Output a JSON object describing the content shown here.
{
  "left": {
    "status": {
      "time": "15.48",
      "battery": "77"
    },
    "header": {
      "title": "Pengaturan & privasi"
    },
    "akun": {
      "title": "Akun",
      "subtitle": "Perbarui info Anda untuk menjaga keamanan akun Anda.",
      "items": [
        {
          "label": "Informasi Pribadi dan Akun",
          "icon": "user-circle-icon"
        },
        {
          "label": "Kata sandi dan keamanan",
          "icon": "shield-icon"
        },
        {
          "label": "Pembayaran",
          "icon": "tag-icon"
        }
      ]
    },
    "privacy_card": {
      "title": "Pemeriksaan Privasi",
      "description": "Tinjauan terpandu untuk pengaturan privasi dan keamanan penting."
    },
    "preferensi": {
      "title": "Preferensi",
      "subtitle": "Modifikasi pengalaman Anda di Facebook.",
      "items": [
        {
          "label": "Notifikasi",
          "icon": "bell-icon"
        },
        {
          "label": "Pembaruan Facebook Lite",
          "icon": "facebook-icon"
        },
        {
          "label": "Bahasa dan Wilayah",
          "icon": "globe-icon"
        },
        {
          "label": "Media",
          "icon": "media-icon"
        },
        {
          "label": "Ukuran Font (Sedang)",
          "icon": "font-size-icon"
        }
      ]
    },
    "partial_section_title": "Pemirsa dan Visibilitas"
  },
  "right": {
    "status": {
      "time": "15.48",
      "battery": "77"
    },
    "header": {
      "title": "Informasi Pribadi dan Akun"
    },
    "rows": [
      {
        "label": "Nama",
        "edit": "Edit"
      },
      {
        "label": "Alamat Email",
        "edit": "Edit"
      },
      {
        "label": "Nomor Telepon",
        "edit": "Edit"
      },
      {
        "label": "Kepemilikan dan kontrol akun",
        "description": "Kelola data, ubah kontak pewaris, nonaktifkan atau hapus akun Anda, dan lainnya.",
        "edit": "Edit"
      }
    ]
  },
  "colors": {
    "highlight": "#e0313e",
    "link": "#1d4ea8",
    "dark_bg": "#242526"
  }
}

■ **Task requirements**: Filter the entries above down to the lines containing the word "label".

■ **Answer to this problem**:
          "label": "Informasi Pribadi dan Akun",
          "label": "Kata sandi dan keamanan",
          "label": "Pembayaran",
          "label": "Notifikasi",
          "label": "Pembaruan Facebook Lite",
          "label": "Bahasa dan Wilayah",
          "label": "Media",
          "label": "Ukuran Font (Sedang)",
        "label": "Nama",
        "label": "Alamat Email",
        "label": "Nomor Telepon",
        "label": "Kepemilikan dan kontrol akun",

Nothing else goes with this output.